Write down each entry again, exactly as it reads.

BEGIN

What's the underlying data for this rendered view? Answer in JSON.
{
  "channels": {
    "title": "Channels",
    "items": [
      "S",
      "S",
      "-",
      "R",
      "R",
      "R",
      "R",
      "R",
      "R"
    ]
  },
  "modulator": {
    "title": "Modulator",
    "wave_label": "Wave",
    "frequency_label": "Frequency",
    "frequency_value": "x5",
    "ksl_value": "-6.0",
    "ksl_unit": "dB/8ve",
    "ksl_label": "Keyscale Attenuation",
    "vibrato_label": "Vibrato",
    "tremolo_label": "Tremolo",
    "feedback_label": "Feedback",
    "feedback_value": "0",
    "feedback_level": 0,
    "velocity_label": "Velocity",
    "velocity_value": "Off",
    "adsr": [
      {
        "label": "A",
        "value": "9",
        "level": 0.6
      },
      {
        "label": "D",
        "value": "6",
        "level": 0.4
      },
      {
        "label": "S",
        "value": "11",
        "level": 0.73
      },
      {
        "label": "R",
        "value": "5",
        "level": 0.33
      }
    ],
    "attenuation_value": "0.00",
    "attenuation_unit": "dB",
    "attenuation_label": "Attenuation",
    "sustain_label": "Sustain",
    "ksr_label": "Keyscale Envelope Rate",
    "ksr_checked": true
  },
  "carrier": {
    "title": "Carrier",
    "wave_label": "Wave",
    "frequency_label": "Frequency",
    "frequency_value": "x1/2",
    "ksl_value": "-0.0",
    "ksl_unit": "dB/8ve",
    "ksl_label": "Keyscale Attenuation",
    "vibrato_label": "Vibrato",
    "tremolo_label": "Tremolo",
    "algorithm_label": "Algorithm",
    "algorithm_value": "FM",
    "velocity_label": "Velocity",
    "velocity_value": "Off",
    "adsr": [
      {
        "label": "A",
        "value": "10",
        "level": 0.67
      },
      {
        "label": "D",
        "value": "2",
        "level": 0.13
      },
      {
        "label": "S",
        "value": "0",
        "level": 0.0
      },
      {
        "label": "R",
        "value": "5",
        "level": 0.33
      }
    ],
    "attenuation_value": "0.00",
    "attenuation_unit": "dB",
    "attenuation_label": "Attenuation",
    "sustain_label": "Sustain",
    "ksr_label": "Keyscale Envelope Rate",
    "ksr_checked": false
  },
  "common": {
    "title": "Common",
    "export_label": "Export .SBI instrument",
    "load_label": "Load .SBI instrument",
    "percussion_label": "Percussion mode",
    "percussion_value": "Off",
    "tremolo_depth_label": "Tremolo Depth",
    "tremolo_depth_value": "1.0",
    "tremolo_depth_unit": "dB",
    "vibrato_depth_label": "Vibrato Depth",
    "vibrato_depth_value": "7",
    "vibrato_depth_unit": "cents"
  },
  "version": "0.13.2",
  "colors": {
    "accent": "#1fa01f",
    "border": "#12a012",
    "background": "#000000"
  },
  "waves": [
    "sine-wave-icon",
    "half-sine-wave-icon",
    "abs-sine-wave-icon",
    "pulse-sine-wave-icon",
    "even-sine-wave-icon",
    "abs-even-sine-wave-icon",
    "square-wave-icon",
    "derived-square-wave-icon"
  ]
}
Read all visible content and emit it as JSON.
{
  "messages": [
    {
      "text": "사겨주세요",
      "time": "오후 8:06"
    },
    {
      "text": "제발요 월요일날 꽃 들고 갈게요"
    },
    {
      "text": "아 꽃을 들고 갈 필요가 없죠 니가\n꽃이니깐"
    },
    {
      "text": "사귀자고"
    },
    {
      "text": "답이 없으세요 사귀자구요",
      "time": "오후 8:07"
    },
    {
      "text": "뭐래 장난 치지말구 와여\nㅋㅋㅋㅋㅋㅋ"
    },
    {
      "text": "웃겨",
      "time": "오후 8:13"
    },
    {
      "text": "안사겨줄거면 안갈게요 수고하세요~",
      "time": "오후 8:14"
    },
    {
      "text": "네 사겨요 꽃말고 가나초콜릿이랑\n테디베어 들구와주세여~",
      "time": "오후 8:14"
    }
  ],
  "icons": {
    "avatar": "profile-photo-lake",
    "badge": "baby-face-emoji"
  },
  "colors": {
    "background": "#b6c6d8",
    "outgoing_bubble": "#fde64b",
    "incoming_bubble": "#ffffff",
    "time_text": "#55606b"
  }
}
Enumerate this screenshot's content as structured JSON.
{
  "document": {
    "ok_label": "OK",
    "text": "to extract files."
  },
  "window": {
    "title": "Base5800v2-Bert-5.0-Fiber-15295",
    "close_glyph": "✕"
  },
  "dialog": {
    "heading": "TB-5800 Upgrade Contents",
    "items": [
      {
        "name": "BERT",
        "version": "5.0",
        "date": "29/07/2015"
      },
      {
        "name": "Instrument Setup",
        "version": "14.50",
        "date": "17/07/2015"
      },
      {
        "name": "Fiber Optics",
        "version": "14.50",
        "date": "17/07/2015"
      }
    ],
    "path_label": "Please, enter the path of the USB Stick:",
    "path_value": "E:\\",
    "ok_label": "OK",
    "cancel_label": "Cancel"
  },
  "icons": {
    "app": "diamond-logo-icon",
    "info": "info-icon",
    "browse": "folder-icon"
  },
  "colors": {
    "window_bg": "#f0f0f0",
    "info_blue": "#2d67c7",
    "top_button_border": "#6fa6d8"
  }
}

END

REPLY TO THE EXERCISE:
What's the underlying data for this rendered view? Answer in JSON.
{
  "channels": {
    "title": "Channels",
    "items": [
      "S",
      "S",
      "-",
      "R",
      "R",
      "R",
      "R",
      "R",
      "R"
    ]
  },
  "modulator": {
    "title": "Modulator",
    "wave_label": "Wave",
    "frequency_label": "Frequency",
    "frequency_value": "x5",
    "ksl_value": "-6.0",
    "ksl_unit": "dB/8ve",
    "ksl_label": "Keyscale Attenuation",
    "vibrato_label": "Vibrato",
    "tremolo_label": "Tremolo",
    "feedback_label": "Feedback",
    "feedback_value": "0",
    "feedback_level": 0,
    "velocity_label": "Velocity",
    "velocity_value": "Off",
    "adsr": [
      {
        "label": "A",
        "value": "9",
        "level": 0.6
      },
      {
        "label": "D",
        "value": "6",
        "level": 0.4
      },
      {
        "label": "S",
        "value": "11",
        "level": 0.73
      },
      {
        "label": "R",
        "value": "5",
        "level": 0.33
      }
    ],
    "attenuation_value": "0.00",
    "attenuation_unit": "dB",
    "attenuation_label": "Attenuation",
    "sustain_label": "Sustain",
    "ksr_label": "Keyscale Envelope Rate",
    "ksr_checked": true
  },
  "carrier": {
    "title": "Carrier",
    "wave_label": "Wave",
    "frequency_label": "Frequency",
    "frequency_value": "x1/2",
    "ksl_value": "-0.0",
    "ksl_unit": "dB/8ve",
    "ksl_label": "Keyscale Attenuation",
    "vibrato_label": "Vibrato",
    "tremolo_label": "Tremolo",
    "algorithm_label": "Algorithm",
    "algorithm_value": "FM",
    "velocity_label": "Velocity",
    "velocity_value": "Off",
    "adsr": [
      {
        "label": "A",
        "value": "10",
        "level": 0.67
      },
      {
        "label": "D",
        "value": "2",
        "level": 0.13
      },
      {
        "label": "S",
        "value": "0",
        "level": 0.0
      },
      {
        "label": "R",
        "value": "5",
        "level": 0.33
      }
    ],
    "attenuation_value": "0.00",
    "attenuation_unit": "dB",
    "attenuation_label": "Attenuation",
    "sustain_label": "Sustain",
    "ksr_label": "Keyscale Envelope Rate",
    "ksr_checked": false
  },
  "common": {
    "title": "Common",
    "export_label": "Export .SBI instrument",
    "load_label": "Load .SBI instrument",
    "percussion_label": "Percussion mode",
    "percussion_value": "Off",
    "tremolo_depth_label": "Tremolo Depth",
    "tremolo_depth_value": "1.0",
    "tremolo_depth_unit": "dB",
    "vibrato_depth_label": "Vibrato Depth",
    "vibrato_depth_value": "7",
    "vibrato_depth_unit": "cents"
  },
  "version": "0.13.2",
  "colors": {
    "accent": "#1fa01f",
    "border": "#12a012",
    "background": "#000000"
  },
  "waves": [
    "sine-wave-icon",
    "half-sine-wave-icon",
    "abs-sine-wave-icon",
    "pulse-sine-wave-icon",
    "even-sine-wave-icon",
    "abs-even-sine-wave-icon",
    "square-wave-icon",
    "derived-square-wave-icon"
  ]
}
Read all visible content and emit it as JSON.
{
  "messages": [
    {
      "text": "사겨주세요",
      "time": "오후 8:06"
    },
    {
      "text": "제발요 월요일날 꽃 들고 갈게요"
    },
    {
      "text": "아 꽃을 들고 갈 필요가 없죠 니가\n꽃이니깐"
    },
    {
      "text": "사귀자고"
    },
    {
      "text": "답이 없으세요 사귀자구요",
      "time": "오후 8:07"
    },
    {
      "text": "뭐래 장난 치지말구 와여\nㅋㅋㅋㅋㅋㅋ"
    },
    {
      "text": "웃겨",
      "time": "오후 8:13"
    },
    {
      "text": "안사겨줄거면 안갈게요 수고하세요~",
      "time": "오후 8:14"
    },
    {
      "text": "네 사겨요 꽃말고 가나초콜릿이랑\n테디베어 들구와주세여~",
      "time": "오후 8:14"
    }
  ],
  "icons": {
    "avatar": "profile-photo-lake",
    "badge": "baby-face-emoji"
  },
  "colors": {
    "background": "#b6c6d8",
    "outgoing_bubble": "#fde64b",
    "incoming_bubble": "#ffffff",
    "time_text": "#55606b"
  }
}
Enumerate this screenshot's content as structured JSON.
{
  "document": {
    "ok_label": "OK",
    "text": "to extract files."
  },
  "window": {
    "title": "Base5800v2-Bert-5.0-Fiber-15295",
    "close_glyph": "✕"
  },
  "dialog": {
    "heading": "TB-5800 Upgrade Contents",
    "items": [
      {
        "name": "BERT",
        "version": "5.0",
        "date": "29/07/2015"
      },
      {
        "name": "Instrument Setup",
        "version": "14.50",
        "date": "17/07/2015"
      },
      {
        "name": "Fiber Optics",
        "version": "14.50",
        "date": "17/07/2015"
      }
    ],
    "path_label": "Please, enter the path of the USB Stick:",
    "path_value": "E:\\",
    "ok_label": "OK",
    "cancel_label": "Cancel"
  },
  "icons": {
    "app": "diamond-logo-icon",
    "info": "info-icon",
    "browse": "folder-icon"
  },
  "colors": {
    "window_bg": "#f0f0f0",
    "info_blue": "#2d67c7",
    "top_button_border": "#6fa6d8"
  }
}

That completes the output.